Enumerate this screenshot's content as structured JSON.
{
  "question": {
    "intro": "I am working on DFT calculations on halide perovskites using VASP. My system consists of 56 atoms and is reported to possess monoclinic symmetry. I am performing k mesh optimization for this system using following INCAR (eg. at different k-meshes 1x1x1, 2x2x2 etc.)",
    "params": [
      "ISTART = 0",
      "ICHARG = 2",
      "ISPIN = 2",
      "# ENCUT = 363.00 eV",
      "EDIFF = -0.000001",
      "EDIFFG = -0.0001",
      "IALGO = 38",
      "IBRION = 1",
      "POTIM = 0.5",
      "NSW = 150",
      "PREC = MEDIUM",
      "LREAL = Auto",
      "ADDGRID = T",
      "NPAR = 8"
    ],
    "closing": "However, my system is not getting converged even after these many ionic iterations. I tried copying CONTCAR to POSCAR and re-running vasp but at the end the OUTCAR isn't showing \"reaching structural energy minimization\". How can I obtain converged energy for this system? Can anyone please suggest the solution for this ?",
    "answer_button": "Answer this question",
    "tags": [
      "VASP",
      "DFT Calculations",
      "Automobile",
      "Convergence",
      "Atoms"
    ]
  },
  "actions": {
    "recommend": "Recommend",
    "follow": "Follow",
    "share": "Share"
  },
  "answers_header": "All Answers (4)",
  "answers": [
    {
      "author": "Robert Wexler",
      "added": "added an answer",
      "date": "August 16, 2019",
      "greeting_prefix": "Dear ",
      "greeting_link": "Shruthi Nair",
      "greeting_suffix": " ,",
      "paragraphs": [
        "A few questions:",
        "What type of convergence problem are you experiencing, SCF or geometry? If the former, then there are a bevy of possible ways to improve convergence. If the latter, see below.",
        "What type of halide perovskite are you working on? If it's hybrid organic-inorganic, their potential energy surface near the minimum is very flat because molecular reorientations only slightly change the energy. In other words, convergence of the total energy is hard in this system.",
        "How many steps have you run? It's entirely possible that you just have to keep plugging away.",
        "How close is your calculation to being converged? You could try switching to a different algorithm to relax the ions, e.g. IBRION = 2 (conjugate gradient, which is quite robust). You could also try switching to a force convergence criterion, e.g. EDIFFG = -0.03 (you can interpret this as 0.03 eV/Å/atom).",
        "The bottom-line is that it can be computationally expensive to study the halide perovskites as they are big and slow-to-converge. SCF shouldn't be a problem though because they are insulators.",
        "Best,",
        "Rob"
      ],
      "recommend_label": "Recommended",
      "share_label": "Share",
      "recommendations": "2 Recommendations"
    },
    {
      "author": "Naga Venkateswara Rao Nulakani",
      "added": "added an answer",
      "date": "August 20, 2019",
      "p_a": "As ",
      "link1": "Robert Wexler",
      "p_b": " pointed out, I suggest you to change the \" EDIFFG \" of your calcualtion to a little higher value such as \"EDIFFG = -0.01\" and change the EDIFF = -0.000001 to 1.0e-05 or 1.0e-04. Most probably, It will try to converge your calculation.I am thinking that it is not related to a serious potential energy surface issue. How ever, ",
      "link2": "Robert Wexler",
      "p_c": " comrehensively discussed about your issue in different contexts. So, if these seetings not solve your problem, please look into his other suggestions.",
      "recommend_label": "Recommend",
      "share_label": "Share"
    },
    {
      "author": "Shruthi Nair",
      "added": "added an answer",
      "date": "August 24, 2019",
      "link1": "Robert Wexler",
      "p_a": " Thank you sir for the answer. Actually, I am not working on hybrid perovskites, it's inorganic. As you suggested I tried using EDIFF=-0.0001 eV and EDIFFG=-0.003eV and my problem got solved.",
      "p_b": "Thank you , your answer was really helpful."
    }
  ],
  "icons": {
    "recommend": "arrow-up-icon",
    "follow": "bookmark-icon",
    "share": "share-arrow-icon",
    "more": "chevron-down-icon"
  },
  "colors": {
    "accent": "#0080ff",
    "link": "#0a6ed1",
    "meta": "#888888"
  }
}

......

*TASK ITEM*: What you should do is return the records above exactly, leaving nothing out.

*WRITTEN RESPONSE*:
Enumerate this screenshot's content as structured JSON.
{
  "question": {
    "intro": "I am working on DFT calculations on halide perovskites using VASP. My system consists of 56 atoms and is reported to possess monoclinic symmetry. I am performing k mesh optimization for this system using following INCAR (eg. at different k-meshes 1x1x1, 2x2x2 etc.)",
    "params": [
      "ISTART = 0",
      "ICHARG = 2",
      "ISPIN = 2",
      "# ENCUT = 363.00 eV",
      "EDIFF = -0.000001",
      "EDIFFG = -0.0001",
      "IALGO = 38",
      "IBRION = 1",
      "POTIM = 0.5",
      "NSW = 150",
      "PREC = MEDIUM",
      "LREAL = Auto",
      "ADDGRID = T",
      "NPAR = 8"
    ],
    "closing": "However, my system is not getting converged even after these many ionic iterations. I tried copying CONTCAR to POSCAR and re-running vasp but at the end the OUTCAR isn't showing \"reaching structural energy minimization\". How can I obtain converged energy for this system? Can anyone please suggest the solution for this ?",
    "answer_button": "Answer this question",
    "tags": [
      "VASP",
      "DFT Calculations",
      "Automobile",
      "Convergence",
      "Atoms"
    ]
  },
  "actions": {
    "recommend": "Recommend",
    "follow": "Follow",
    "share": "Share"
  },
  "answers_header": "All Answers (4)",
  "answers": [
    {
      "author": "Robert Wexler",
      "added": "added an answer",
      "date": "August 16, 2019",
      "greeting_prefix": "Dear ",
      "greeting_link": "Shruthi Nair",
      "greeting_suffix": " ,",
      "paragraphs": [
        "A few questions:",
        "What type of convergence problem are you experiencing, SCF or geometry? If the former, then there are a bevy of possible ways to improve convergence. If the latter, see below.",
        "What type of halide perovskite are you working on? If it's hybrid organic-inorganic, their potential energy surface near the minimum is very flat because molecular reorientations only slightly change the energy. In other words, convergence of the total energy is hard in this system.",
        "How many steps have you run? It's entirely possible that you just have to keep plugging away.",
        "How close is your calculation to being converged? You could try switching to a different algorithm to relax the ions, e.g. IBRION = 2 (conjugate gradient, which is quite robust). You could also try switching to a force convergence criterion, e.g. EDIFFG = -0.03 (you can interpret this as 0.03 eV/Å/atom).",
        "The bottom-line is that it can be computationally expensive to study the halide perovskites as they are big and slow-to-converge. SCF shouldn't be a problem though because they are insulators.",
        "Best,",
        "Rob"
      ],
      "recommend_label": "Recommended",
      "share_label": "Share",
      "recommendations": "2 Recommendations"
    },
    {
      "author": "Naga Venkateswara Rao Nulakani",
      "added": "added an answer",
      "date": "August 20, 2019",
      "p_a": "As ",
      "link1": "Robert Wexler",
      "p_b": " pointed out, I suggest you to change the \" EDIFFG \" of your calcualtion to a little higher value such as \"EDIFFG = -0.01\" and change the EDIFF = -0.000001 to 1.0e-05 or 1.0e-04. Most probably, It will try to converge your calculation.I am thinking that it is not related to a serious potential energy surface issue. How ever, ",
      "link2": "Robert Wexler",
      "p_c": " comrehensively discussed about your issue in different contexts. So, if these seetings not solve your problem, please look into his other suggestions.",
      "recommend_label": "Recommend",
      "share_label": "Share"
    },
    {
      "author": "Shruthi Nair",
      "added": "added an answer",
      "date": "August 24, 2019",
      "link1": "Robert Wexler",
      "p_a": " Thank you sir for the answer. Actually, I am not working on hybrid perovskites, it's inorganic. As you suggested I tried using EDIFF=-0.0001 eV and EDIFFG=-0.003eV and my problem got solved.",
      "p_b": "Thank you , your answer was really helpful."
    }
  ],
  "icons": {
    "recommend": "arrow-up-icon",
    "follow": "bookmark-icon",
    "share": "share-arrow-icon",
    "more": "chevron-down-icon"
  },
  "colors": {
    "accent": "#0080ff",
    "link": "#0a6ed1",
    "meta": "#888888"
  }
}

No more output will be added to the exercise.